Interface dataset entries
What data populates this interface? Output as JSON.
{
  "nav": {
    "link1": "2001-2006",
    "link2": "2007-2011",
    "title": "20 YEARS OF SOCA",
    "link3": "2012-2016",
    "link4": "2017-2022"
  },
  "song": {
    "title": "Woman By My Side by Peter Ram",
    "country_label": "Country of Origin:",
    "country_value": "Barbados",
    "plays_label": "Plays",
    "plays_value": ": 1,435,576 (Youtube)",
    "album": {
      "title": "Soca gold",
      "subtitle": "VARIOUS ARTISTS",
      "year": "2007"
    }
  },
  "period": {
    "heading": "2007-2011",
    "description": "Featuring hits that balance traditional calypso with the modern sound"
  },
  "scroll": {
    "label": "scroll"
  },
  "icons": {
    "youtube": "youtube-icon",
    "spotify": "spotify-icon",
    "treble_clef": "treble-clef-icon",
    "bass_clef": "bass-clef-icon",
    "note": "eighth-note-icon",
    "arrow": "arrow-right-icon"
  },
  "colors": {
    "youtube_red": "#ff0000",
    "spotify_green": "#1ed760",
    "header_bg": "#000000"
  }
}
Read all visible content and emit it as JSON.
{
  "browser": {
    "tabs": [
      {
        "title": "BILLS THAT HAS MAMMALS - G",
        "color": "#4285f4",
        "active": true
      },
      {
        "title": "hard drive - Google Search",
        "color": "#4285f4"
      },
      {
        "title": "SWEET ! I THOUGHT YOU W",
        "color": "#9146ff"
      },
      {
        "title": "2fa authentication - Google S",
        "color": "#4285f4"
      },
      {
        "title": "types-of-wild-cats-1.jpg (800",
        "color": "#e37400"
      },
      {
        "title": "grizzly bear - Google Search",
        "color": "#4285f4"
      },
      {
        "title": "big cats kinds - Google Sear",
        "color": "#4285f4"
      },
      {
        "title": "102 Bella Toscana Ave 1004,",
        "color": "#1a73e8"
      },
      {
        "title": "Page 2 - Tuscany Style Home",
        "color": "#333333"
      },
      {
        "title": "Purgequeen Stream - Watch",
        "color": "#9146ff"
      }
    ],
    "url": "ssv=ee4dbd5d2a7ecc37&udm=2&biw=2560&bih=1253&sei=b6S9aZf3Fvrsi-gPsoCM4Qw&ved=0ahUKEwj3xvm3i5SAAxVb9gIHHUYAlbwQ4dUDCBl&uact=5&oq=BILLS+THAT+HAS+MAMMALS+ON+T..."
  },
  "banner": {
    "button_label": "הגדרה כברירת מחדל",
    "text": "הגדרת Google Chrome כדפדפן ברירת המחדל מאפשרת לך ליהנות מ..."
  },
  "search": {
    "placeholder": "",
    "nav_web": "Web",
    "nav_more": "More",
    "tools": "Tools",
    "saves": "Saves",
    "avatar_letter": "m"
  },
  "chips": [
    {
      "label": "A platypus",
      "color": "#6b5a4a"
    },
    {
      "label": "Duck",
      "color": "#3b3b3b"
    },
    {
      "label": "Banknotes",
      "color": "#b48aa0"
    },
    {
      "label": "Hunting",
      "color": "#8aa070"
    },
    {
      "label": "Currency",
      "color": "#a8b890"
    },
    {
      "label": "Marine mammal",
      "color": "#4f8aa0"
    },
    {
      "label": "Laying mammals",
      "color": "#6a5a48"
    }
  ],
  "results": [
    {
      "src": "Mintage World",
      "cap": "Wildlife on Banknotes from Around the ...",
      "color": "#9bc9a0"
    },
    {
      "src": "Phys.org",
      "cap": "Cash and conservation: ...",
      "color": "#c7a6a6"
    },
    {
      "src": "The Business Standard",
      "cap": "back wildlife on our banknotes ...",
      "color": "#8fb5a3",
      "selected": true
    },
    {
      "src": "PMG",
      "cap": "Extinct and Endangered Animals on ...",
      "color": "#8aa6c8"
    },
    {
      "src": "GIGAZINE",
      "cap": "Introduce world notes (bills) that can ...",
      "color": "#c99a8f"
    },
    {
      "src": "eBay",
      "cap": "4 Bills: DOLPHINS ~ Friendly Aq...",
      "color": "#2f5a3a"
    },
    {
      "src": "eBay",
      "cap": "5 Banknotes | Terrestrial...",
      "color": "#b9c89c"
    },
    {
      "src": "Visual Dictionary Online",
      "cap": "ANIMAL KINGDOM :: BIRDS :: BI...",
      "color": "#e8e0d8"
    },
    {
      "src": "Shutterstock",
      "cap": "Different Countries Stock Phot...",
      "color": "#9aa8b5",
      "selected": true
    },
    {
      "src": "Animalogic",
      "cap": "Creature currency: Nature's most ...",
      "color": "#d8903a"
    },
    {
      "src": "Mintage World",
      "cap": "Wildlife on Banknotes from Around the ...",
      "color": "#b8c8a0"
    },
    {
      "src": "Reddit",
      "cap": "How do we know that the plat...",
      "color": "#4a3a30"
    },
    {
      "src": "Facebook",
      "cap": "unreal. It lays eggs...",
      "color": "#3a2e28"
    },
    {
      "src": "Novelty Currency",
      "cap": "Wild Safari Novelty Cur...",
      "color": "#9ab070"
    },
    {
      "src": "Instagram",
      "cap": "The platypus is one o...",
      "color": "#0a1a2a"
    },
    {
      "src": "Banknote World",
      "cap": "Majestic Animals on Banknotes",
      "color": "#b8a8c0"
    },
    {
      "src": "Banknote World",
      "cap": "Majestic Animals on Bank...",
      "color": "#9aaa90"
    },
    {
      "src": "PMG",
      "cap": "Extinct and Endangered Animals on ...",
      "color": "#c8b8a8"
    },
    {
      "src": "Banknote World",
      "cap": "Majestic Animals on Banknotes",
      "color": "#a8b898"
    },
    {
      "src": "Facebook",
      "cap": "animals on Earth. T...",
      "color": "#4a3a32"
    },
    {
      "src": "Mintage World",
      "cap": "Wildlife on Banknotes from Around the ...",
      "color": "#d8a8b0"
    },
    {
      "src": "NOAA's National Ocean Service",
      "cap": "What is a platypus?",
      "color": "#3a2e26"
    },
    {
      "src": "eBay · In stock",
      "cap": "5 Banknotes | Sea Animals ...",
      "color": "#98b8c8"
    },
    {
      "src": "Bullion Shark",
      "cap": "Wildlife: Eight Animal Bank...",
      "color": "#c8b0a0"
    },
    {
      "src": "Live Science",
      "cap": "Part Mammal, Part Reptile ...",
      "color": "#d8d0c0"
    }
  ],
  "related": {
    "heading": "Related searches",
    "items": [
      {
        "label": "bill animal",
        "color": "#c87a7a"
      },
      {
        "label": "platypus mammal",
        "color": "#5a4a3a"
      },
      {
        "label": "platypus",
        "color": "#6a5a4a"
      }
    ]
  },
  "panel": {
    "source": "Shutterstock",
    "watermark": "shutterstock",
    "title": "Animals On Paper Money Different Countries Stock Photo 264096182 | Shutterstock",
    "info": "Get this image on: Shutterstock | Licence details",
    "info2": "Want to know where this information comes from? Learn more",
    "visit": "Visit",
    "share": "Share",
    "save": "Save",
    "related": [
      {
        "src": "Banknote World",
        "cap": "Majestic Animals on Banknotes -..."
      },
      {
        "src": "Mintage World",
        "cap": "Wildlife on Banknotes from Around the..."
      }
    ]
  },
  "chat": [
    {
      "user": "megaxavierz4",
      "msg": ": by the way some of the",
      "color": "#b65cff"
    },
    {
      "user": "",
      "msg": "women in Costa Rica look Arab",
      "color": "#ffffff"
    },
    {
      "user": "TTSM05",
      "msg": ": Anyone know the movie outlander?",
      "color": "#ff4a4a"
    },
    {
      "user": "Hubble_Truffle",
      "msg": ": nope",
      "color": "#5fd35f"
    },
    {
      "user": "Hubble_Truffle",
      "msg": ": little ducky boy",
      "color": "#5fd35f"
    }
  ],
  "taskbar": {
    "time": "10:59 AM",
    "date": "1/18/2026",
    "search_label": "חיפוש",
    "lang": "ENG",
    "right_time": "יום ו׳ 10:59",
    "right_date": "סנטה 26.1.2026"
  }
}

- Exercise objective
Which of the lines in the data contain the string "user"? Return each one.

- Completed exercise
      "user": "megaxavierz4",
      "user": "",
      "user": "TTSM05",
      "user": "Hubble_Truffle",
      "user": "Hubble_Truffle",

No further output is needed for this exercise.